▶ **Your objective**: For every entry below, give an exact repeat and leave out the pictures.

▶ **App and web page records**:

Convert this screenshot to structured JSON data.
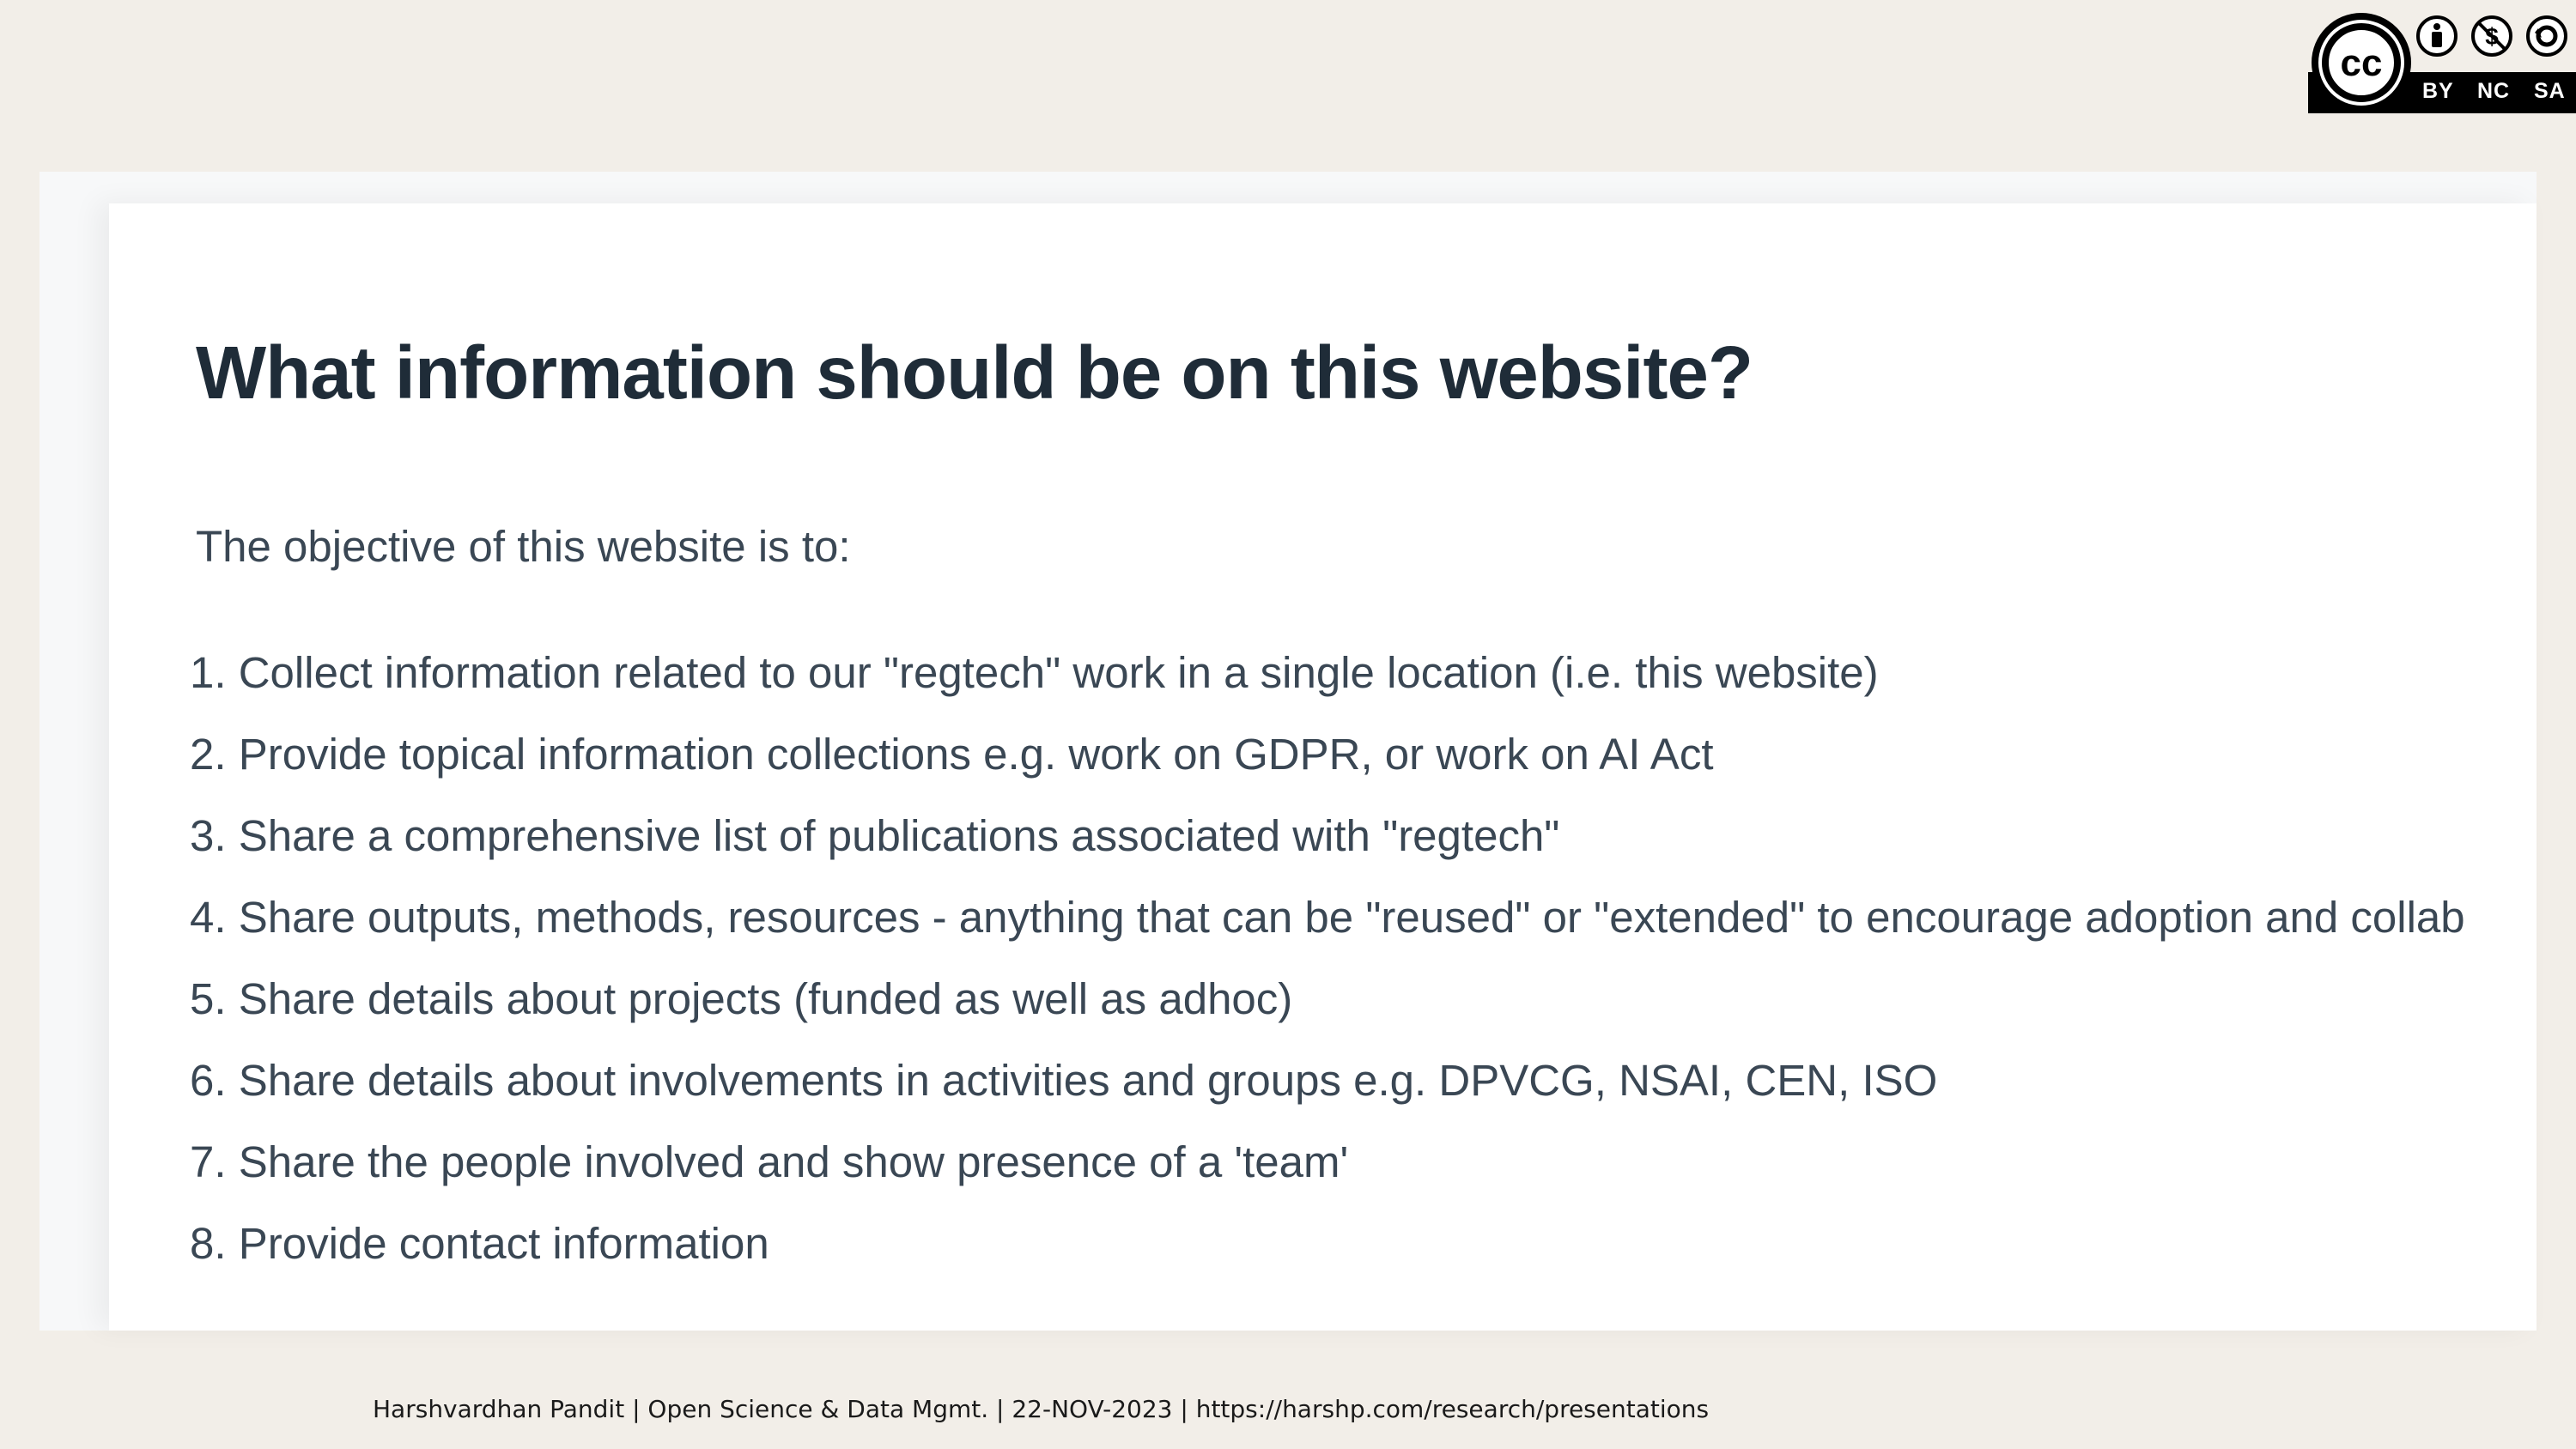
{
  "license": {
    "icon_name": "creative-commons-by-nc-sa-icon",
    "labels": [
      "BY",
      "NC",
      "SA"
    ]
  },
  "slide": {
    "title": "What information should be on this website?",
    "intro": "The objective of this website is to:",
    "objectives": [
      {
        "num": "1.",
        "text": "Collect information related to our \"regtech\" work in a single location (i.e. this website)"
      },
      {
        "num": "2.",
        "text": "Provide topical information collections e.g. work on GDPR, or work on AI Act"
      },
      {
        "num": "3.",
        "text": "Share a comprehensive list of publications associated with \"regtech\""
      },
      {
        "num": "4.",
        "text": "Share outputs, methods, resources - anything that can be \"reused\" or \"extended\" to encourage adoption and collab"
      },
      {
        "num": "5.",
        "text": "Share details about projects (funded as well as adhoc)"
      },
      {
        "num": "6.",
        "text": "Share details about involvements in activities and groups e.g. DPVCG, NSAI, CEN, ISO"
      },
      {
        "num": "7.",
        "text": "Share the people involved and show presence of a 'team'"
      },
      {
        "num": "8.",
        "text": "Provide contact information"
      }
    ]
  },
  "footer": "Harshvardhan Pandit | Open Science & Data Mgmt. | 22-NOV-2023 | https://harshp.com/research/presentations",
  "colors": {
    "background": "#f2eee8",
    "card": "#ffffff",
    "title": "#1f2c38",
    "body_text": "#3a4754"
  }
}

▶ **Solution**:
Convert this screenshot to structured JSON data.
{
  "license": {
    "icon_name": "creative-commons-by-nc-sa-icon",
    "labels": [
      "BY",
      "NC",
      "SA"
    ]
  },
  "slide": {
    "title": "What information should be on this website?",
    "intro": "The objective of this website is to:",
    "objectives": [
      {
        "num": "1.",
        "text": "Collect information related to our \"regtech\" work in a single location (i.e. this website)"
      },
      {
        "num": "2.",
        "text": "Provide topical information collections e.g. work on GDPR, or work on AI Act"
      },
      {
        "num": "3.",
        "text": "Share a comprehensive list of publications associated with \"regtech\""
      },
      {
        "num": "4.",
        "text": "Share outputs, methods, resources - anything that can be \"reused\" or \"extended\" to encourage adoption and collab"
      },
      {
        "num": "5.",
        "text": "Share details about projects (funded as well as adhoc)"
      },
      {
        "num": "6.",
        "text": "Share details about involvements in activities and groups e.g. DPVCG, NSAI, CEN, ISO"
      },
      {
        "num": "7.",
        "text": "Share the people involved and show presence of a 'team'"
      },
      {
        "num": "8.",
        "text": "Provide contact information"
      }
    ]
  },
  "footer": "Harshvardhan Pandit | Open Science & Data Mgmt. | 22-NOV-2023 | https://harshp.com/research/presentations",
  "colors": {
    "background": "#f2eee8",
    "card": "#ffffff",
    "title": "#1f2c38",
    "body_text": "#3a4754"
  }
}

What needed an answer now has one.